A policy debate has played out repeatedly across states in the Southwest in recent years over the appropriate locations for mineral development and energy extraction. Communities, tribes and other stakeholders with strong connections to particular landscapes have launched campaigns to prevent impacts from future mineral development.

Public lands targeted for protection have included areas around the Grand Canyon, surrounding Chaco, and across verdant forests of Colorado’s Thompson Divide.

Congress and presidential administrations each have tools at their disposal to restrict areas from development. Congress can pass laws that permanently remove public lands from availability for mining and oil and gas leasing. An administration can temporarily ban development for a period of 20 years. In the highest profile instances, a president can proclaim an area as a National Monument for permanent protection under the Antiquities Act, thereby precluding future mineral development as well.

Typically, a groundswell of public support encourages a member of Congress to champion legislation that bans mining and energy development to preclude the impacts of roads, air and water pollution, and other habitat degradation. For years, legislators introduced bills to protect areas surrounding the Grand Canyon, create a 10-mile buffer around Chaco Canyon National Historical Park, and prohibit new oil and gas leasing across the Thompson Divide.

But in all cases, the bills have all languished. Some years, there is favorable support in the House of Representatives for conservation protections like these. In other years, the Senate is more favorably disposed toward conservation efforts, but the stars rarely align for simultaneous action.

Advocates have thus turned to encouraging the president’s administration to utilize its authority to prohibit mining and energy development for a temporary period of 20 years. This type of 20-year mineral withdrawal has been implemented for the region surrounding the Grand Canyon and for a 10-mile buffer zone around Chaco.
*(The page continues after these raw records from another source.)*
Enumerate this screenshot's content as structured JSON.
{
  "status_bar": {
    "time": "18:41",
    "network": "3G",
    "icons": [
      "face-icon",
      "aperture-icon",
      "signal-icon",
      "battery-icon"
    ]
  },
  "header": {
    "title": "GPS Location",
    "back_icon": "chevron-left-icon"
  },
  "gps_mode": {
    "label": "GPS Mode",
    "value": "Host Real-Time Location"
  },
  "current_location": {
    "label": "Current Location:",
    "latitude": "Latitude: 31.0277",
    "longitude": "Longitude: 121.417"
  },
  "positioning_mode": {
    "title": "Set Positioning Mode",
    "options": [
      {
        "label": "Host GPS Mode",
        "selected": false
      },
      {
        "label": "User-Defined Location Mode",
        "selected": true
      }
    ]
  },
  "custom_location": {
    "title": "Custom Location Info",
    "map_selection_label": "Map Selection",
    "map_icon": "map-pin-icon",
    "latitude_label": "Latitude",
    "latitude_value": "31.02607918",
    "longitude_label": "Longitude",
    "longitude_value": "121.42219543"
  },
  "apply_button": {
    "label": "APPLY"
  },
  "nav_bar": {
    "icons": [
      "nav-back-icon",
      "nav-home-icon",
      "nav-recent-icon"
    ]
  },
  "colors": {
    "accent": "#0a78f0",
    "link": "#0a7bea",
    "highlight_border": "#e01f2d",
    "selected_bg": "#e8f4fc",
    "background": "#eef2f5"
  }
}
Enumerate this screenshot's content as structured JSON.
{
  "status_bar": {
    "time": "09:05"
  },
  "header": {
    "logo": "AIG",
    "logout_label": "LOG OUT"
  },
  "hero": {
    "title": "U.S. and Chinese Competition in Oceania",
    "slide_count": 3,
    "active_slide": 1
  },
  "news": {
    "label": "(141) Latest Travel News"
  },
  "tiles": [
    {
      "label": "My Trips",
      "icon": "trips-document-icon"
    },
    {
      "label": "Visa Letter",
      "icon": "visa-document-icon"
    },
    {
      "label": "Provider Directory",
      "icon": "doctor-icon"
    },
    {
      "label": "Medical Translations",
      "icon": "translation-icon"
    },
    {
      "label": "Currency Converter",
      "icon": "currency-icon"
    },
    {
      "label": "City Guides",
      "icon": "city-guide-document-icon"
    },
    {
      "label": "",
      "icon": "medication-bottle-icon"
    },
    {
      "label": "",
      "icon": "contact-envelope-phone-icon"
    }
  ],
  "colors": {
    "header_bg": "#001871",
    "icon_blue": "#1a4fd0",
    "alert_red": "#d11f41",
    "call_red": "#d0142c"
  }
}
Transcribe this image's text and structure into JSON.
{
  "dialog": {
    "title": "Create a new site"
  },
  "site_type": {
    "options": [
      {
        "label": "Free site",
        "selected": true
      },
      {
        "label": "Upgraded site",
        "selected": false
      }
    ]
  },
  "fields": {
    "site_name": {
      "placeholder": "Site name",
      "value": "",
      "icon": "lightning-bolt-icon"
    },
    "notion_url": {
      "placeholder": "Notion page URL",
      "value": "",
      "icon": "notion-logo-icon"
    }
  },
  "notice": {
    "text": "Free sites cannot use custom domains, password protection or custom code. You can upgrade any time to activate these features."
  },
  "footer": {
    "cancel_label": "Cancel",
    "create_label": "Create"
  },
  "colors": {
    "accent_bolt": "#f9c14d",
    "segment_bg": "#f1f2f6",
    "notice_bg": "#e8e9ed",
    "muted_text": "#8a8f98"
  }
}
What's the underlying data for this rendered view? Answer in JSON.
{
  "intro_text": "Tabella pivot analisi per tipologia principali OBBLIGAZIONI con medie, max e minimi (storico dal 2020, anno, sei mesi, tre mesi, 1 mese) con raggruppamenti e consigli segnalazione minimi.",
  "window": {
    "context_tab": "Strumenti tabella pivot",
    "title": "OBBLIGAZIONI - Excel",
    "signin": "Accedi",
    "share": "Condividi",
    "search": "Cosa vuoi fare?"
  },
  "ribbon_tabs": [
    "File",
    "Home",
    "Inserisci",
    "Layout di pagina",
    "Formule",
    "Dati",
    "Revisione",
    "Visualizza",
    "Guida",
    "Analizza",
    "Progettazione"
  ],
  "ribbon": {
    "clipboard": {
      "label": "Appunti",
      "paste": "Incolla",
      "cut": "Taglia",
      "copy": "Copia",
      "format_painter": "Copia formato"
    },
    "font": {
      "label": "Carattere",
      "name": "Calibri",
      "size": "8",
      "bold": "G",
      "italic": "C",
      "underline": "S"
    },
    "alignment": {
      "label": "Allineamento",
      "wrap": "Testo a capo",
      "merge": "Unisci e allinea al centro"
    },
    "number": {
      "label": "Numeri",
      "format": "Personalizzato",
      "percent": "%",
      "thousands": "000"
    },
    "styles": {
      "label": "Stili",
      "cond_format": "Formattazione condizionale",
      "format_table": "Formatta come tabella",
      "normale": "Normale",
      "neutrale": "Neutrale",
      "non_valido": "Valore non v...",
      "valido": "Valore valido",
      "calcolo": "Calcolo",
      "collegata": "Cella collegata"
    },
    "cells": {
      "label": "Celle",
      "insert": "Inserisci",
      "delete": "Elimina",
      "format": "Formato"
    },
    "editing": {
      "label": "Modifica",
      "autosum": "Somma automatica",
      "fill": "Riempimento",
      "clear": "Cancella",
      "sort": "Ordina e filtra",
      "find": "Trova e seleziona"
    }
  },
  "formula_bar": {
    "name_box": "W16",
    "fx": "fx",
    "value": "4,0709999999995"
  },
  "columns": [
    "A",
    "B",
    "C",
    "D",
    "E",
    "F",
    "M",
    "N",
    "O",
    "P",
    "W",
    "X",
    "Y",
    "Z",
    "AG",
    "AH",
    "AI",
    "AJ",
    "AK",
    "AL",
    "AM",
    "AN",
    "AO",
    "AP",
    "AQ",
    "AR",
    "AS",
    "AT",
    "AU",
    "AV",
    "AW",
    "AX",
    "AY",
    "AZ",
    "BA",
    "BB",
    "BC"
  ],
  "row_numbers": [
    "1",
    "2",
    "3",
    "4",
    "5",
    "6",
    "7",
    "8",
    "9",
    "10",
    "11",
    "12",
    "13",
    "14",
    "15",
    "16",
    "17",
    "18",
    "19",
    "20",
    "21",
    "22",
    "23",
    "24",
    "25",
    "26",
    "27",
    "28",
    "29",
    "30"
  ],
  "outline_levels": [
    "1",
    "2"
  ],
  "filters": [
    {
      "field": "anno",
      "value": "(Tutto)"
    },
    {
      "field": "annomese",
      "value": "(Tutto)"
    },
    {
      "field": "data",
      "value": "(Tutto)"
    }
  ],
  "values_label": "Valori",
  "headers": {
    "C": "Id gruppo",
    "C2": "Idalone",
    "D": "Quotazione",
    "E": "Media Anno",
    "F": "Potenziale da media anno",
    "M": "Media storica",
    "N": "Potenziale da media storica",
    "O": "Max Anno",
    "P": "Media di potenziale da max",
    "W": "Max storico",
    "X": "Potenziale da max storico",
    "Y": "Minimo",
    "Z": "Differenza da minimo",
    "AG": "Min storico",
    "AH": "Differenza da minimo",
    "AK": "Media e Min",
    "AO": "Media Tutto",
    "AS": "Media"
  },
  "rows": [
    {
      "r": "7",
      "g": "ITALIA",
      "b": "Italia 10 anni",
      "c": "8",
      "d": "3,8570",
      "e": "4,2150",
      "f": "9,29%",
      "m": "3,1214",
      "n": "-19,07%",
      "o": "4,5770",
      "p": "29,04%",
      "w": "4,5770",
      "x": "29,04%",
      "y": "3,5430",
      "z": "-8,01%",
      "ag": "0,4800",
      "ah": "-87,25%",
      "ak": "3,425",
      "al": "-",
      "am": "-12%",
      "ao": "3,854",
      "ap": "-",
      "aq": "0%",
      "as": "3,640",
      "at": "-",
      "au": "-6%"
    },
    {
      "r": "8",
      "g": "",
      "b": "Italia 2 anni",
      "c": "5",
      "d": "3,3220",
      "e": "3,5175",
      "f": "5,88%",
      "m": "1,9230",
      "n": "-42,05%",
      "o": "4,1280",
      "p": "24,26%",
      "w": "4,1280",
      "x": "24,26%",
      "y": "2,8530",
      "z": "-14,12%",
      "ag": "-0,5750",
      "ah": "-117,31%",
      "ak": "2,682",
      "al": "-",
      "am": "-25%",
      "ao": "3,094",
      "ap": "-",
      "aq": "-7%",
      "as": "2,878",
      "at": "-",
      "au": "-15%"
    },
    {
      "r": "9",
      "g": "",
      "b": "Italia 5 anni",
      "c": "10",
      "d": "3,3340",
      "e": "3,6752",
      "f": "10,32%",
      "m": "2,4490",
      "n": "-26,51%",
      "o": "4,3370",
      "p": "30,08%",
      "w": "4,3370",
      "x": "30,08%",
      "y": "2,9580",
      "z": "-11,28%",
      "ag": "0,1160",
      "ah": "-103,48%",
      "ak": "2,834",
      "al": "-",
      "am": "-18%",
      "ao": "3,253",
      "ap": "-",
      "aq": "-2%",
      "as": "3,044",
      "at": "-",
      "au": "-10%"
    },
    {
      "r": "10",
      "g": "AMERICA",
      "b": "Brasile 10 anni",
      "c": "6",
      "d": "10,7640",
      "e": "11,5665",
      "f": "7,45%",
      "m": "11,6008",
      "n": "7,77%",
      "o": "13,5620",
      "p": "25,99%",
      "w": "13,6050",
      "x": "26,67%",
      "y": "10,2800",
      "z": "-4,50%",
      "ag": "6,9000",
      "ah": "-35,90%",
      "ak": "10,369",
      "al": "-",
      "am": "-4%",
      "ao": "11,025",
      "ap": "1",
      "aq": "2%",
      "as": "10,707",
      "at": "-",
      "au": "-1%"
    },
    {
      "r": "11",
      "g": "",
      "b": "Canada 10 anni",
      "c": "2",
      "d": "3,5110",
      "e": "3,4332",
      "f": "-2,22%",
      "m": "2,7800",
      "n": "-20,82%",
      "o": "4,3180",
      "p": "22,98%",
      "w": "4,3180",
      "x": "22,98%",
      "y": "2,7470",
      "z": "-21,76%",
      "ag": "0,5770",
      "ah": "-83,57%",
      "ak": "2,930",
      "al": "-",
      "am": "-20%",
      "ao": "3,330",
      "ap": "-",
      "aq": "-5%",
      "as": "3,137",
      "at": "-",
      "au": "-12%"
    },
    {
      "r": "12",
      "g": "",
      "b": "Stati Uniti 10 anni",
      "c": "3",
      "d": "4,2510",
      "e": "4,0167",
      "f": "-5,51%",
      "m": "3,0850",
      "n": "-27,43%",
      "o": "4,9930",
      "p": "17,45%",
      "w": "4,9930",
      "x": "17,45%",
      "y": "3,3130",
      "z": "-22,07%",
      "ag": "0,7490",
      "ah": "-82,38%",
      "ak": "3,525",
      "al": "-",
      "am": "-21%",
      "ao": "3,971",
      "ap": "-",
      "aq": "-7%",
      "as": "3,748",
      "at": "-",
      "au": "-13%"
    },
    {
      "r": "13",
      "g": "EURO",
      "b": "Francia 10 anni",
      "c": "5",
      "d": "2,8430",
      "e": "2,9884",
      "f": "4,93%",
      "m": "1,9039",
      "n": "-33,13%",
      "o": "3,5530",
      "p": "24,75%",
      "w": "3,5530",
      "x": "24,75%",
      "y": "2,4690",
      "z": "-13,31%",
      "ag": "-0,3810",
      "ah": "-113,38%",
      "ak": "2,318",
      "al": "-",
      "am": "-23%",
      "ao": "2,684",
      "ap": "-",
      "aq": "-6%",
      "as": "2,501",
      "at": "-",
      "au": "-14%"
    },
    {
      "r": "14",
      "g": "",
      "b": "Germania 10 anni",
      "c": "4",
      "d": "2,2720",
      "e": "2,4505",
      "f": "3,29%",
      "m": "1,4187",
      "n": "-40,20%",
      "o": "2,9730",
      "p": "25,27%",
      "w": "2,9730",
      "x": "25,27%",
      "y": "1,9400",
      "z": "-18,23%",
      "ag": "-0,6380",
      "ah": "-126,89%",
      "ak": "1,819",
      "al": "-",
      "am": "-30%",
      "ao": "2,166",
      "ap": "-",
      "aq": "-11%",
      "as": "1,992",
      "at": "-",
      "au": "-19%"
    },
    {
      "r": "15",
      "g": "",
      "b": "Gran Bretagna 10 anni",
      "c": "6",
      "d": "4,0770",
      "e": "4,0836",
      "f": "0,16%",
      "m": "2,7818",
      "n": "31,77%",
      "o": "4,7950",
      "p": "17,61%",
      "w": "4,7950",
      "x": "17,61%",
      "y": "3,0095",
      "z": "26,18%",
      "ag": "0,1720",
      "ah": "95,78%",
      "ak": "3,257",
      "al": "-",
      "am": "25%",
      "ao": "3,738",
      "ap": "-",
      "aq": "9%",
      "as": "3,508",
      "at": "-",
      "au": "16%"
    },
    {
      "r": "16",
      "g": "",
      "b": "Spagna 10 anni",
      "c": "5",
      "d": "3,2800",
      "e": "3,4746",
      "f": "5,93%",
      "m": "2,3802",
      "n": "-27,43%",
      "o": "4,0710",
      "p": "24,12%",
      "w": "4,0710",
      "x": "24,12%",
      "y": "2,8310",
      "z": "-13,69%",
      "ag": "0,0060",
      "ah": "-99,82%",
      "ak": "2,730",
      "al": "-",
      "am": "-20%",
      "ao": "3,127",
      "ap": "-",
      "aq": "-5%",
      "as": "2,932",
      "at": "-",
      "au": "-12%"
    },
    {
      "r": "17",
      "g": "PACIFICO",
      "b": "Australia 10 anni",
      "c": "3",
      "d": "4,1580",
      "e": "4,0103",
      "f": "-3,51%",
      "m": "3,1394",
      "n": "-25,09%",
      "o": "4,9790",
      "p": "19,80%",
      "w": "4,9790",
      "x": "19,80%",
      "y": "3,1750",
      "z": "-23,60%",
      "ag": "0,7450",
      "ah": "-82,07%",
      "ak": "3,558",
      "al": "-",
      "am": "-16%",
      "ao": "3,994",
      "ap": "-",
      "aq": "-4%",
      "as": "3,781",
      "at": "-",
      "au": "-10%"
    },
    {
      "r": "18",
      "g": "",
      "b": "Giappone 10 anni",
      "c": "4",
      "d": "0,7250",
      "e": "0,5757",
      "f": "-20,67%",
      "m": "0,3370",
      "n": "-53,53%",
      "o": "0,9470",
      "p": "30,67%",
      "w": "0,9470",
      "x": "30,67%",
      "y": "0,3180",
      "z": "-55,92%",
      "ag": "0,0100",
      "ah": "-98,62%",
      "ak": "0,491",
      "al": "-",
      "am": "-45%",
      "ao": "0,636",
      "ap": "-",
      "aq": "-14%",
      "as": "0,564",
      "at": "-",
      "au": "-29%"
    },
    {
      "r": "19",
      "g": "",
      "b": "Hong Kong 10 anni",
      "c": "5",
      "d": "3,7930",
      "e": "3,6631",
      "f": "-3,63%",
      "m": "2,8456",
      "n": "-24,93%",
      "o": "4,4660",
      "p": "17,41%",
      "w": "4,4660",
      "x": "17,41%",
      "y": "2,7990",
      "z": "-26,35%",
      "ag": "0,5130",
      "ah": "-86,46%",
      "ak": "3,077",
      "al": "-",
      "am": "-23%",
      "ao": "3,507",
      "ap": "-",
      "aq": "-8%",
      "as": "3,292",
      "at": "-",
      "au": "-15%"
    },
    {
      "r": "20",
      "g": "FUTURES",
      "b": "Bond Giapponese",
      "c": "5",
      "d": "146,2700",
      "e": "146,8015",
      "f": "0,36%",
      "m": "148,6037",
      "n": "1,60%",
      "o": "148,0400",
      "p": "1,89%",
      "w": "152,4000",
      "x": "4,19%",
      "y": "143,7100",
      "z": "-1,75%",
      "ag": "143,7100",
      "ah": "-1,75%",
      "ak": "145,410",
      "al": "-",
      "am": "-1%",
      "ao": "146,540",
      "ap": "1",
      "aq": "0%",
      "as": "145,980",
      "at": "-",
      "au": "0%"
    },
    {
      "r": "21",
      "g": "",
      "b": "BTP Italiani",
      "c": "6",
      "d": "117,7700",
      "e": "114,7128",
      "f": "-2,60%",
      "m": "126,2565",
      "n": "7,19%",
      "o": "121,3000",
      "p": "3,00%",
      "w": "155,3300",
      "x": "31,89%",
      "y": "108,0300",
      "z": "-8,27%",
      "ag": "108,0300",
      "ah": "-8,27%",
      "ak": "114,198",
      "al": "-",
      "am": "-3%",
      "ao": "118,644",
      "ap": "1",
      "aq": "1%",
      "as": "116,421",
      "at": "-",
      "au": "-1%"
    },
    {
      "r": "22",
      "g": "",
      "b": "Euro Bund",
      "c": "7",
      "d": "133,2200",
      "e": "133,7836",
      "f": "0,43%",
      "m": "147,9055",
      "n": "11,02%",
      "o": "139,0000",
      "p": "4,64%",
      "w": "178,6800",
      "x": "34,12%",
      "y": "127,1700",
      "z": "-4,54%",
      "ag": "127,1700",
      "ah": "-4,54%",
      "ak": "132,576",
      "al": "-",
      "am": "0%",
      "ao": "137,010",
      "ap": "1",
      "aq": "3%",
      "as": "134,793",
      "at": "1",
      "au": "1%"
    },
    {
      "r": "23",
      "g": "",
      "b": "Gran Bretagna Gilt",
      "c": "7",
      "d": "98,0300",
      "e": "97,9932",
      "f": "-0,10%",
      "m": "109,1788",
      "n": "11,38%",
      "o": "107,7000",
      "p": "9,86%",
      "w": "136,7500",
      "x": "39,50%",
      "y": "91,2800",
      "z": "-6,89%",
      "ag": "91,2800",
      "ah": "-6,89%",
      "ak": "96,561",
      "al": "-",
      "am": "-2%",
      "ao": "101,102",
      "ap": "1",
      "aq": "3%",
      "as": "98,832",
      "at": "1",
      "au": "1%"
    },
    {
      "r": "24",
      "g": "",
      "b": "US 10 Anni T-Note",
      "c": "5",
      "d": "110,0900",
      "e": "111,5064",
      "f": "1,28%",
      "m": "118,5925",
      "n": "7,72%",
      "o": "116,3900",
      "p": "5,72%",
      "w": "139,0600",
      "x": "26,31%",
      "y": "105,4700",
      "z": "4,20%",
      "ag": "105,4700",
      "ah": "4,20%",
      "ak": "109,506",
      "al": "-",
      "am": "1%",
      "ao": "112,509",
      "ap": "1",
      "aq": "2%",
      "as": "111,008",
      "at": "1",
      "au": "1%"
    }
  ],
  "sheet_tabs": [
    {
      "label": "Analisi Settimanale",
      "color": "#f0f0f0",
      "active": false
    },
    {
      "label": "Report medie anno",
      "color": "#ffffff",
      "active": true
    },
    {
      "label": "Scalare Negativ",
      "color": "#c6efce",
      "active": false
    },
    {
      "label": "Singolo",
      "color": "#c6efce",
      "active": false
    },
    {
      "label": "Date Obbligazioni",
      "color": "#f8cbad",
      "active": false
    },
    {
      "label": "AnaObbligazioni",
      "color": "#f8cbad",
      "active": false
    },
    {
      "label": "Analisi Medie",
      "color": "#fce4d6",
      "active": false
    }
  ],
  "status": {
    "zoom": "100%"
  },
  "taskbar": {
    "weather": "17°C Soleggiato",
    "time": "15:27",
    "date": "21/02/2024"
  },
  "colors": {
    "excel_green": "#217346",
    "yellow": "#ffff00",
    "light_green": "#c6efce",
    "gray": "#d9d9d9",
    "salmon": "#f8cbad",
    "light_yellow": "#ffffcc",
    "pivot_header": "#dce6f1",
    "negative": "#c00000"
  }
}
The Forest Service and Bureau of Land Management are presently engaged in an environmental review for a similar withdrawal of the Thompson Divide.

All of these efforts respond to imminent threats of development that could degrade values and uses held dear by tribes and other stakeholders. Around the Grand Canyon, uranium exploration threatened to contaminate groundwater and springs relied upon by tribes and that support the ecology within the Grand Canyon itself. Those concerns led the Obama Administration in 2012 to implement a 20-year withdrawal from development for one million acres north and south of the Grand Canyon.

Expanding oil and gas development has crept ever closer to Chaco Canyon, degrading a landscape sacred to Puebloan tribes, and creating impacts to local communities. In response, last year the Biden Administration prohibited new oil and gas leasing within a 10-mile buffer zone across 338,000 acres.

The Thompson Divide region spans McClure Pass generally between Paonia and Redstone. Agencies are in the final stages of withdrawing 225,000 acres from new oil and gas development. The effort was spurred by a coalition led by ranchers and hunting outfitters who feared the loss of their livelihoods from the network of roads, wellpads, pipelines and associated traffic that would accompany oil and gas development.

These administrative withdrawals run for 20 years, but eventually advocates want permanent rather than temporary protections. That spurred the recent National Monument proclamation for the Grand Canyon region. The 20-year withdrawal there expires in 2032, thus using the Antiquities Act to establish the million-acre Baaj Nwaavjo I’tah Kukveni – Ancestral Footprints of the Grand Canyon National Monument ensures the groundwater, springs, and landscape is protected long term.

As Congressional gridlock prevails, it seems likely that future efforts to protect prized landscapes will focus on similar administrative actions.

Mark Pearson is executive director at San Juan Citizens Alliance. Reach him at mark@sanjuancitizens.org.